Photo: emilio labrador

Younger workers are far more eager than their older counterparts to ditch their current jobs, according a new report from global HR consulting firm Mercer.

Click here to see the charts >
Surprisingly, those same young workers — aged 16 to 34, with a special emphasis on the 16-to-24 group — are also significantly happier at their gigs. Many of them would even recommend their employers to job seekers more often than their older colleagues would.

And this is a global phenomenon — the data spans 30,000 workers from 17 countries on four continents.

Maybe it’s that today’s younger workers more commonly want to try out a series of jobs before settling on a single career trajectory, or that older workers have been at it long enough to be bored and jaded. Either way, employers better get a handle on their happiest (and probably hardest-working) employees to keep them around.

Australian and Argentinian workers are most likely to jump ship

Young Italian workers are more than three times as happy with their employers as the average worker

Young French workers are more than three times as satisfied with their jobs as the average worker
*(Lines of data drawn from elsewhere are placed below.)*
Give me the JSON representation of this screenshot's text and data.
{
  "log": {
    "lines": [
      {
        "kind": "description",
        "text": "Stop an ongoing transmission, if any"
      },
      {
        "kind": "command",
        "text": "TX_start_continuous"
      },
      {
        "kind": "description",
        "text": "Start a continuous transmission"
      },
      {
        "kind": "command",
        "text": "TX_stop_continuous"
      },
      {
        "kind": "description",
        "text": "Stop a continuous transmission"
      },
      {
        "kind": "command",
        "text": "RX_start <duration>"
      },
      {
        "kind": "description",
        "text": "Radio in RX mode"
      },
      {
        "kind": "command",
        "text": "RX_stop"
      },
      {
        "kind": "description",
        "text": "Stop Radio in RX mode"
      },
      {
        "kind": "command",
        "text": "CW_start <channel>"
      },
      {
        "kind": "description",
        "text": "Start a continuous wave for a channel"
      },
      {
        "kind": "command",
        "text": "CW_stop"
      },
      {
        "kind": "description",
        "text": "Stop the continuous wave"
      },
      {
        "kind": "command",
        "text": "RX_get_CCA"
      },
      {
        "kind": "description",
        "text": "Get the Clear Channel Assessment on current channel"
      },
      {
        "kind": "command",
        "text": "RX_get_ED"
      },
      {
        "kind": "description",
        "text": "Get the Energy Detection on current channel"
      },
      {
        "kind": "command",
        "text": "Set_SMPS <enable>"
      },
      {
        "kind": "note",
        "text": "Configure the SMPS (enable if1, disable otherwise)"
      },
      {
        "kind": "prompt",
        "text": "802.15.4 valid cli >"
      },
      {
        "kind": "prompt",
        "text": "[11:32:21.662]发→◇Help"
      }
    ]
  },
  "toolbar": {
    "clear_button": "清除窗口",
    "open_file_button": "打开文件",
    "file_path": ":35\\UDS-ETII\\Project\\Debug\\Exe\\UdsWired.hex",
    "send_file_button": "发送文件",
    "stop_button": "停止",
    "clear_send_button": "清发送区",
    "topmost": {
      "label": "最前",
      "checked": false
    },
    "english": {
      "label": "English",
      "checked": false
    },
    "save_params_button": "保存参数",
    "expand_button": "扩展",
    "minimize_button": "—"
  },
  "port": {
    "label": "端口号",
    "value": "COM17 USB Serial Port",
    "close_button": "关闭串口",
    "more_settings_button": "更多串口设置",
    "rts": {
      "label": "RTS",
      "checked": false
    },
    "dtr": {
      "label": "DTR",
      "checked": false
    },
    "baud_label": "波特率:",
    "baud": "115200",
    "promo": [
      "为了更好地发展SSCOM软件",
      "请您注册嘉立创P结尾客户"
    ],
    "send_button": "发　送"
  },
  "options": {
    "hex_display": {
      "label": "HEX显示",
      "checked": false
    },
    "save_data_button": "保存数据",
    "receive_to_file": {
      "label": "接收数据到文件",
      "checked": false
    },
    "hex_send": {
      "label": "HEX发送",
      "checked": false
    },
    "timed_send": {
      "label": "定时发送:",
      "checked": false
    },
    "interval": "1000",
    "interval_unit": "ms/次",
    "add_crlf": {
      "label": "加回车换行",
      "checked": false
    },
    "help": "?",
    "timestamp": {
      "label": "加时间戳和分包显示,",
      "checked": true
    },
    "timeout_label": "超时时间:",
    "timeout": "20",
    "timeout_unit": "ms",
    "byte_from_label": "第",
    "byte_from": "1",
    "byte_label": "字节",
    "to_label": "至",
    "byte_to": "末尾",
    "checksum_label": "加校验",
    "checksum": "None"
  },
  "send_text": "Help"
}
Young workers in Singapore are more than twice as likely to recommend their employers to others than older colleagues are

Now if you're looking for a job that'll make you happier, you might want to try one of these places.

NOW WATCH: Ideas videos

Business Insider Emails & Alerts

Site highlights each day to your inbox.

Follow Business Insider Australia on Facebook, Twitter, LinkedIn, and Instagram.